Predators such as ground beetles and parasitoids, including bee flies, Tachinid flies and several species of parasitic wasps, can help manage cutworms. Wet soil conditions promote fungal diseases among cutworms and also force the larvae to feed at the soil surface, where they are subject to the attack of parasites and predators. High populations of these natural enemies can help regulate cutworm levels. To promote healthy levels of natural enemies, a recommended approach is to scout and get an idea of what levels of cutworms and cutworm feeding are like early in the season and control them if levels are high. When cutworm levels are naturally low, applying insecticides can be uneconomical, not only because of the insecticide costs but also by disrupting cycles of natural enemies.
Potato Leafhoppers – May Arrive Earlier

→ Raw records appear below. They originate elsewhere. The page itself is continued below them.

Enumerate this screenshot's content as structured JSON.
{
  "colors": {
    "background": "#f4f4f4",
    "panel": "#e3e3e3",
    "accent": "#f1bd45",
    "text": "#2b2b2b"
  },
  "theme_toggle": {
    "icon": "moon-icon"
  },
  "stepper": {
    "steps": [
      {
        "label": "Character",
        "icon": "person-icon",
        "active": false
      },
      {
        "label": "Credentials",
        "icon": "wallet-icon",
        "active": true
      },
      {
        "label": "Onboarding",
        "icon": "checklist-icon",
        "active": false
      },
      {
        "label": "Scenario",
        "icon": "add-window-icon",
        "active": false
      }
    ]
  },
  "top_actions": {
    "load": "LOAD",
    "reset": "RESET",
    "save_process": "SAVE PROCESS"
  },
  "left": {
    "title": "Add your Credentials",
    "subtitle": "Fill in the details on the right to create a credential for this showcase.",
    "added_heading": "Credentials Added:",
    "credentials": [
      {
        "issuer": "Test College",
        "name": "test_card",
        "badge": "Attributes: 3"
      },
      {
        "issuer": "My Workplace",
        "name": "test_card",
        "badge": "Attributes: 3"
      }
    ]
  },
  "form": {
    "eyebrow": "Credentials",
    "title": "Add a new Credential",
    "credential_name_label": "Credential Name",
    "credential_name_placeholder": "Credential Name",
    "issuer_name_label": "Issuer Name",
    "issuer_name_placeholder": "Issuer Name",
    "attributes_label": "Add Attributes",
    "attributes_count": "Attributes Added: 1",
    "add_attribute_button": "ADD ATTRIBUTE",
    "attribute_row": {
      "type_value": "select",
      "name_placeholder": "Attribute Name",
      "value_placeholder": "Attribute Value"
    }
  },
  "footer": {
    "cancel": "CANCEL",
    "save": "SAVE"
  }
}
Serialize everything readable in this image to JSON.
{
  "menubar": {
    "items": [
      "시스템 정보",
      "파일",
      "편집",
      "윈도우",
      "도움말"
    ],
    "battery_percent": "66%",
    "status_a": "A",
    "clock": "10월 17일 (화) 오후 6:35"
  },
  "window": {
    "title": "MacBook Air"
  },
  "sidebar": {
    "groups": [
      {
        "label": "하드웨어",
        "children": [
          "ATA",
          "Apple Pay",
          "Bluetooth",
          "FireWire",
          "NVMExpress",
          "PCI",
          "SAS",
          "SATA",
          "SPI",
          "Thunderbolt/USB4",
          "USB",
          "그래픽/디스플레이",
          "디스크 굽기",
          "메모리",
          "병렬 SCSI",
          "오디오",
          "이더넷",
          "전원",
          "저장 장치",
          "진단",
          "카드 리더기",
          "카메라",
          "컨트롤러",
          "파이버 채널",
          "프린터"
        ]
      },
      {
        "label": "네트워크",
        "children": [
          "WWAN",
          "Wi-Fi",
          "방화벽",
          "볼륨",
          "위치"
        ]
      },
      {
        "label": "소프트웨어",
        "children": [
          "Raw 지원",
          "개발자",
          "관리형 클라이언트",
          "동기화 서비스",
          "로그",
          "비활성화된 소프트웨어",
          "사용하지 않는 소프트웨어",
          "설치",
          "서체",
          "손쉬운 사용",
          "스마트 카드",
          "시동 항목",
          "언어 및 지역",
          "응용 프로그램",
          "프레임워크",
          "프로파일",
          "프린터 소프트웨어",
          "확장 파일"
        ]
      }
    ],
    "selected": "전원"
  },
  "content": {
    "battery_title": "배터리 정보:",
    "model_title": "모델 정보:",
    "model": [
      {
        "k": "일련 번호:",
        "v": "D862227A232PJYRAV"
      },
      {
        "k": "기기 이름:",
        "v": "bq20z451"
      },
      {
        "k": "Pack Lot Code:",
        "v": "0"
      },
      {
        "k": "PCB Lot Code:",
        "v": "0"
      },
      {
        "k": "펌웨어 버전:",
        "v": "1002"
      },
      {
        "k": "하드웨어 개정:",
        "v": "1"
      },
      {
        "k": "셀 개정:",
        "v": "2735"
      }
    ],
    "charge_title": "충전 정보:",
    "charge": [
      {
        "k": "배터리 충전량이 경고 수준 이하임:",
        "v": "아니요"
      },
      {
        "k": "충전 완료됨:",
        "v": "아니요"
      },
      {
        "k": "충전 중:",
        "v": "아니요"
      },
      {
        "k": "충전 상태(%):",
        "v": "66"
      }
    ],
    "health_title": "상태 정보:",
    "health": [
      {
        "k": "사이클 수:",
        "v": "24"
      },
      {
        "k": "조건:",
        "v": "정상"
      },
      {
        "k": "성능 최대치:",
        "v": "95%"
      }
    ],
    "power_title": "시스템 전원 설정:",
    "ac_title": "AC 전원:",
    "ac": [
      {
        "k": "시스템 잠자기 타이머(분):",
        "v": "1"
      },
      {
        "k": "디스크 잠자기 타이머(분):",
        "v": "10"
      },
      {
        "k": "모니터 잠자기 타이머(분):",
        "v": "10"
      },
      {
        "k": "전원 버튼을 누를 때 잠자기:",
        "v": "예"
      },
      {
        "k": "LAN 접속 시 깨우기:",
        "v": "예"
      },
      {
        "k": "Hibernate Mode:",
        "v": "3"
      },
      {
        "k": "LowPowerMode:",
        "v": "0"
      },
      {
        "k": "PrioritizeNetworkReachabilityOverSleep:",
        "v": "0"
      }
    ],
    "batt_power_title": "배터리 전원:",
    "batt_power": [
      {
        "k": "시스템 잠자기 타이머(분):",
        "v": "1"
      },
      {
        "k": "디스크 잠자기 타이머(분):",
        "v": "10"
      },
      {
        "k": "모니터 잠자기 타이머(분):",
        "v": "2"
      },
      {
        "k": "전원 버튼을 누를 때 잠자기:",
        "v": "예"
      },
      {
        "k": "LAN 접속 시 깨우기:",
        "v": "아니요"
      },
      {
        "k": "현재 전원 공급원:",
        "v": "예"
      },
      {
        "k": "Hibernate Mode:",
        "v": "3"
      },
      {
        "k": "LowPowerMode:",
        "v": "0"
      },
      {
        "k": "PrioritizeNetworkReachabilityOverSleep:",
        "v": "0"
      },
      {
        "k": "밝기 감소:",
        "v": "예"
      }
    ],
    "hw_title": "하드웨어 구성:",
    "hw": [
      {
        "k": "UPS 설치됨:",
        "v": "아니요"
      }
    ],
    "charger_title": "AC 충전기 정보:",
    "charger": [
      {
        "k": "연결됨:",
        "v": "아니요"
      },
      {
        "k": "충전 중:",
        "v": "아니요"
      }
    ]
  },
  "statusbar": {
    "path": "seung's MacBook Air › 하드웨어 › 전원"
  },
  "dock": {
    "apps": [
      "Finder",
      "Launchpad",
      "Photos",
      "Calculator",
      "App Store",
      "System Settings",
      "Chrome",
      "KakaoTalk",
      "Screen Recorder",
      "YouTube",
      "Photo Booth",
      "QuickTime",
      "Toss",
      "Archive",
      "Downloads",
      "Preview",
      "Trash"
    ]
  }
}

Potato leafhoppers (Empoasca fabae) are an insect that does not overwinter in Manitoba. In some years, populations from the south arrive in Manitoba at levels that can be of concern in dry beans. In 2020, levels were near threshold in some dry bean fields in the central region of Manitoba, with at least a couple of fields receiving insecticide treatments for potato leafhopper.
The potato leafhopper does not overwinter in the north but migrates northward each season. The overwintering range is estimated to extend as far north as Missouri, Kansas, Kentucky, Virginia and Maryland. Each year in April and May, a northward movement starts. There is also a return migration to overwintering areas later in the season. A study published in 2015 looked at the average date of the first arrival of potato leafhopper in various states, including some northern states such as Minnesota and North Dakota. They found that over a 62-year period (ending in 2012), the average arrival date had become 10 days earlier over that period. Results suggest that continued warming could advance the time of potato leafhopper colonization and increase its impact on affected crops. The average date of first arrival in North Dakota was June 8th. This may be an insect to keep an eye on in dry beans.
Pea Leaf Weevil – Established in Northwest Manitoba
Larvae of pea leaf weevil feed on the nodules on the roots of pea and faba bean plants, and if there is excessive feeding, the reduction in nodules can lead to the plants not fixing enough nitrogen. Until recently, pea leaf weevil had been an insect that was moving eastward through the prairies but had not been found in Manitoba. Pea leaf weevil was found in Manitoba for the first time in 2019, after an agronomist in the northwest region sent in a sample for identification. In 2020, pheromone-baited pitfall traps for pea leaf weevil were set up in several locations in western Manitoba in the spring and early summer to determine the levels and range of pea leaf weevil in Manitoba. Pea leaf weevils were found in traps near Kenville and Minitonas in the northwest. In addition, a MPSG production specialist collected a sample of weevils from peas near Dauphin in September, which was verified as pea leaf weevils. All traps in the southwest were negative for pea leaf weevil. Pea leaf weevil appears to be established through a large part of the northwest region of Manitoba, but so far has not been detected outside this region.
Regular crop scouting is essential to ensure insects and other potential pests do not cause economic damage to your crop. In 2021, be vigilant for grasshoppers and cutworms and potential surprises from the south. If anyone suspects that they have found pea leaf weevil, please contact Manitoba Agriculture and Resource Development or a MPSG production specialist. We will continue to determine the range of locations and levels of pea leaf weevil in Manitoba.
You must be logged in to post a comment.